Thursday, 31 May 2007
Sex and the City
How does television create and skew our views of what life is like? While I sit here, writing my reflections, I have thought, now and again, that they sound a bit like pieces that Carrie from Sex and the City might narrate over the course of her show. They’re just short, personal essays on a particular topic, the like of which you could read in many magazines. Also, exactly the sort of piece that weaves together the stories in her TV show. So why is it that when I hear my voice writing these pieces, I find my voice can sometimes sound a bit like hers.
The average salary that people in the States make is 16,000 dollars per year, and the most typical job American’s have is that of a Cashier. But if you look at the television that broadcasts American culture all over the world, you would be hard pressed to find anyone that would represent that demographic, save a high school student with a part time job. We’re definitely not all easy breezy journalists, high flying advertising agents or upper middle class housewives.
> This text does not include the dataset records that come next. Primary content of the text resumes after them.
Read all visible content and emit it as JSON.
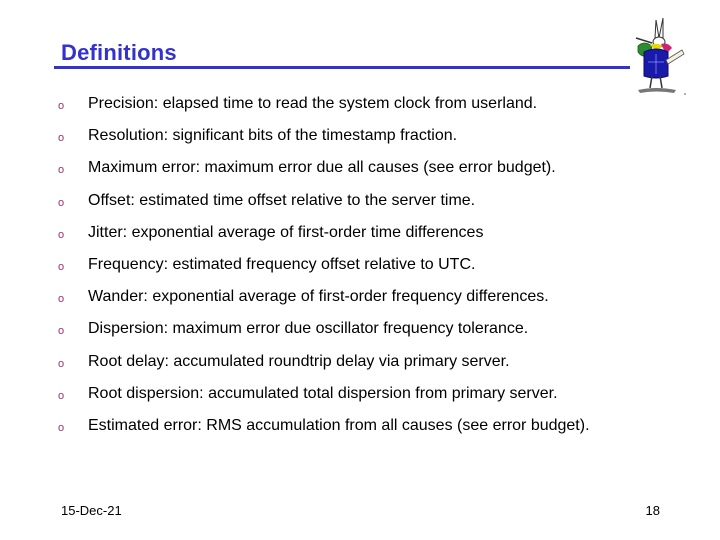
{
  "slide": {
    "title": "Definitions",
    "accent_color": "#3333cc",
    "bullet_color": "#993366",
    "bullet_glyph": "o",
    "logo_icon": "white-rabbit-icon",
    "bullets": [
      {
        "text": "Precision: elapsed time to read the system clock from userland."
      },
      {
        "text": "Resolution: significant bits of the timestamp fraction."
      },
      {
        "text": "Maximum error: maximum error due all causes (see error budget)."
      },
      {
        "text": "Offset: estimated time offset relative to the server time."
      },
      {
        "text": "Jitter: exponential average of first-order time differences"
      },
      {
        "text": "Frequency: estimated frequency offset relative to UTC."
      },
      {
        "text": "Wander: exponential average of first-order frequency differences."
      },
      {
        "text": "Dispersion: maximum error due oscillator frequency tolerance."
      },
      {
        "text": "Root delay: accumulated roundtrip delay via primary server."
      },
      {
        "text": "Root dispersion: accumulated total dispersion from primary server."
      },
      {
        "text": "Estimated error: RMS accumulation from all causes (see error budget)."
      }
    ]
  },
  "footer": {
    "date": "15-Dec-21",
    "page_number": "18"
  }
}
People outside of the states are often really surprised if you bring up poverty in the States. That’s hardly surprising however—those images don’t travel overseas—they don’t come through the airwaves or the cathode tubes, and the many images that do, are far more eye catching and fun to watch than those of real life.